Preheat the oven to 350°F.

Roll out the dough ¼” thick and cut shapes with a cookie cutter, or roll into walnut-sized balls and press with the bottom of a buttered drinking glass. Bake for 15-18 minutes, or until the cookies spring back when gently pressed with a fingertip.

Tip: Before you measure the molasses, grease the measuring cup with oil or butter to help it all slide into the bowl.

Ingredients lined up for making gingerbread: a canister of flour, a plate of butter, a bottle of milk, a jar of molasses, ginger and a wooden spoon.

Photo by Meg Boeni


PEM’s Holiday Gingerbread

3 ½ c flour
¾ c butter, softened
½ c molasses
⅓ c dark brown sugar
2 Tb milk
1 egg
4 tsp ground ginger
1 ½ tsp cinnamon
¼ tsp nutmeg
⅛ tsp cloves
⅛ tsp salt
½ tsp baking soda

In a medium bowl, stir together the flour, baking soda, ginger, cinnamon, nutmeg, cloves and salt. Set aside.

In a separate large bowl, beat the butter and sugar by hand (or using a mixer on medium speed) until light and fluffy. Add the molasses, egg and milk; beat until smooth. Add the dry ingredients, and stir just until combined into a smooth dough. Chill the dough in the refrigerator for one hour.

Preheat the oven to 350°F.

Roll out the dough ¼” thick and cut shapes with a cookie cutter, or roll into walnut-sized balls and press with the bottom of a buttered drinking glass. Bake for 15-18 minutes, or until the cookies spring back when gently pressed with a fingertip.

Did you test Sally’s recipe? Tag us @peabodyessex if you share your gingerbread creations on Instagram or TikTok!

This holiday season, we have gingerbread on the brain in every way. Have you seen our snowy village scene at 179 Essex Street in Salem? It’s filled with staff crafted gingerbread houses.

Photo by Kathy Tarantola/PEM


To learn more about the world of Salem in the early 1800s, check out this cautionary tale from 1835 about demons distilling molasses into rum. It was written to support the Temperance movement, but now it’s the namesake for local distiller Deacon Giles.
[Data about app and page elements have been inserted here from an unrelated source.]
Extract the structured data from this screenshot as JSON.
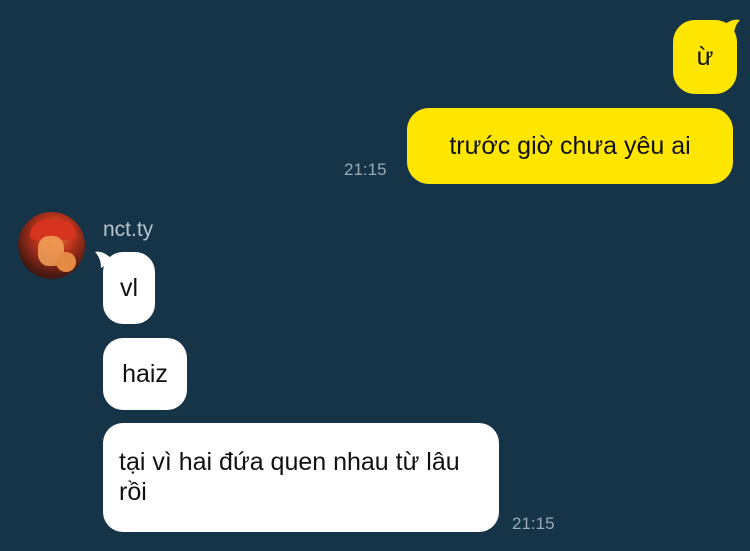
{
  "colors": {
    "background": "#163447",
    "outgoing_bubble": "#ffe600",
    "incoming_bubble": "#ffffff",
    "timestamp": "#9aa9b5",
    "sender_name": "#b7c3cc"
  },
  "messages": {
    "outgoing": [
      {
        "text": "ừ"
      },
      {
        "text": "trước giờ chưa yêu ai",
        "time": "21:15"
      }
    ],
    "incoming_sender": "nct.ty",
    "incoming_avatar_icon": "user-avatar-photo",
    "incoming": [
      {
        "text": "vl"
      },
      {
        "text": "haiz"
      },
      {
        "text": "tại vì hai đứa quen nhau từ lâu rồi",
        "time": "21:15"
      }
    ]
  }
}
Special thanks to Curator Paula Richter and Assistant Reference Librarian Meaghan Wright for their contributions to this post.

Facebook Twitter Email